By David Henderson
Every once in a while, someone asks an easy question. Scott Sumner asked one:
Are academics allowed to present someone else’s paper in a seminar (if we correctly identify the author?)
The answer is unequivocally YES. Here’s one of my favorite lines from a novel, a line that addresses Scott’s point. Asked who would let him do what he peacefully wanted to do, Howard Roark answered:
That’s not the point. The point is, who will stop me?
We still have enough freedom of speech in this country that someone can present another person’s paper, properly identifying it as such.

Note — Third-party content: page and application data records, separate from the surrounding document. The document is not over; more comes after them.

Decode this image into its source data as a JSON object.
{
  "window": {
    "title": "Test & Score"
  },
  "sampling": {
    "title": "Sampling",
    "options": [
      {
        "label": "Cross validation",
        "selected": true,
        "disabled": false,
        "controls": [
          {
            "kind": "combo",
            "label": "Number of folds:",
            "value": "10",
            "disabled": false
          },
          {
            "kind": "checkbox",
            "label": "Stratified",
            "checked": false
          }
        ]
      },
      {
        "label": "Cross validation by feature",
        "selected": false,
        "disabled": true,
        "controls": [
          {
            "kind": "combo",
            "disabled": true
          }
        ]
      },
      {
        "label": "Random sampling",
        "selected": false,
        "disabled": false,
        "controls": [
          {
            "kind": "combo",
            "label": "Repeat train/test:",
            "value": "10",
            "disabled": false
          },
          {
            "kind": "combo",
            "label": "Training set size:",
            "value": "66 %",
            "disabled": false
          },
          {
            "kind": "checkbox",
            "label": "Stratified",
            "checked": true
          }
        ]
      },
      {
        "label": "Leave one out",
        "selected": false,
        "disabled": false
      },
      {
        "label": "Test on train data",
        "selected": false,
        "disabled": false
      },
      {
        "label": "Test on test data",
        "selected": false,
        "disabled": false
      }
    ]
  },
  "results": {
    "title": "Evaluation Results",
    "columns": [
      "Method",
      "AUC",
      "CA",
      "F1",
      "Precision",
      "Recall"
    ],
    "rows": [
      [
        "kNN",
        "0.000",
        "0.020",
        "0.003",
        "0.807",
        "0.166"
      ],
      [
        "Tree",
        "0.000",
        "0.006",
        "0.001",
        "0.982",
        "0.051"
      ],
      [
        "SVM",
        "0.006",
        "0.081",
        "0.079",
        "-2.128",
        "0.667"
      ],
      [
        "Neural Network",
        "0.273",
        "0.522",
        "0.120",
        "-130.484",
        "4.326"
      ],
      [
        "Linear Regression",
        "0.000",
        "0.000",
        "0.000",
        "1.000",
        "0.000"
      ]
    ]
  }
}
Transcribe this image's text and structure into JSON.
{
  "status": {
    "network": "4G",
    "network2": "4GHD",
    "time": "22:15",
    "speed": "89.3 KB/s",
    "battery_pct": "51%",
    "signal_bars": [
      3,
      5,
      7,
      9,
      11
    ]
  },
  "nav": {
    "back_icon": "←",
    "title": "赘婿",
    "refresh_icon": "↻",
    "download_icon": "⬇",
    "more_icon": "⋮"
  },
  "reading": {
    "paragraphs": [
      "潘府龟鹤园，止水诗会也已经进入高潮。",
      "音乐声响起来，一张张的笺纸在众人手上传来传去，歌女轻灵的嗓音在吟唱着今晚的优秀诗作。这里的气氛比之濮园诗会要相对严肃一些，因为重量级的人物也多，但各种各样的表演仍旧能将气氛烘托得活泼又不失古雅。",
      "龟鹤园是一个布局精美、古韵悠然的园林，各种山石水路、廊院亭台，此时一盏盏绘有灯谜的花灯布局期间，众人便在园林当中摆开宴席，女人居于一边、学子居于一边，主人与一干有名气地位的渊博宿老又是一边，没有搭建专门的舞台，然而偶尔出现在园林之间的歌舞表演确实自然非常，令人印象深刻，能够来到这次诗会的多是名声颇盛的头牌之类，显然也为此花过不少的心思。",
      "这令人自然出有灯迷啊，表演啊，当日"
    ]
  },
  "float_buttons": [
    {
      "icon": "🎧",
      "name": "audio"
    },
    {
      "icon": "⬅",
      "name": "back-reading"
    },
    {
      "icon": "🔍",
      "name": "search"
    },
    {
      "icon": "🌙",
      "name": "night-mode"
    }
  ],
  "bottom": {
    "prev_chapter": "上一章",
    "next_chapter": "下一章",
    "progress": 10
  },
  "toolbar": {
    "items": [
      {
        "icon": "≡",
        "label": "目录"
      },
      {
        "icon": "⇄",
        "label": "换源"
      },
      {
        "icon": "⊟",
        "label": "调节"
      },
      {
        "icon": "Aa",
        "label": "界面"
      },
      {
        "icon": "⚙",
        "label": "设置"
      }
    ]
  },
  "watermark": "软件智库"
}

But since what Scott is really talking about is how Bernanke’s views have changed, here’s a link to a piece I wrote in 2006 when I had the sense to write down my doubts about Bernanke. I didn’t have enough doubts. I gave Bernanke too much credit, as you’ll see, for his understanding of the Great Depression. Jeff Hummel has convinced me that Bernanke saw the reduction in the money supply during the early part of the Depression as a problem because of its effect on the supply side–causing financial disintermediation–rather than on aggregate demand. Friedman and Schwartz, by contrast, saw the decline in the money supply as a problem because it reduced aggregate demand. I didn’t read Bernanke’s work carefully enough.
But I did catch the hype. One excerpt from my piece:
In the introduction to his book Essays on the Great Depression (Princeton University Press, 2000), Bernanke writes: “Those who doubt that there is much connection between the economy of the 1930s and supercharged information-age economy of the twenty-first century are invited to look at the current economic headlines — about high unemployment, failing banks, volatile financial markets, currency crises, and even deflation.” (italics added.) Recall that in 1933, the worst part of the Great Depression, the unemployment rate was 25 percent. In other words, one of 4 people in the U.S. labor force was out of work. In early 2000, presumably when Bernanke wrote his introduction, the U.S. unemployment rate was about 4 percent. Most economists, if asked the U.S. economy’s “natural” unemployment rate — when the economy is humming along at so-called “full employment” — would answer, “About 4 to 6 percent.” If Bernanke believes that 4 percent unemployment is high, what might he do to the growth of the money supply if the unemployment rate is, as it often will be, 4 percent or higher?
Now, you might argue that Bernanke was engaging in hype. But surely, all other things equal, hype is not good.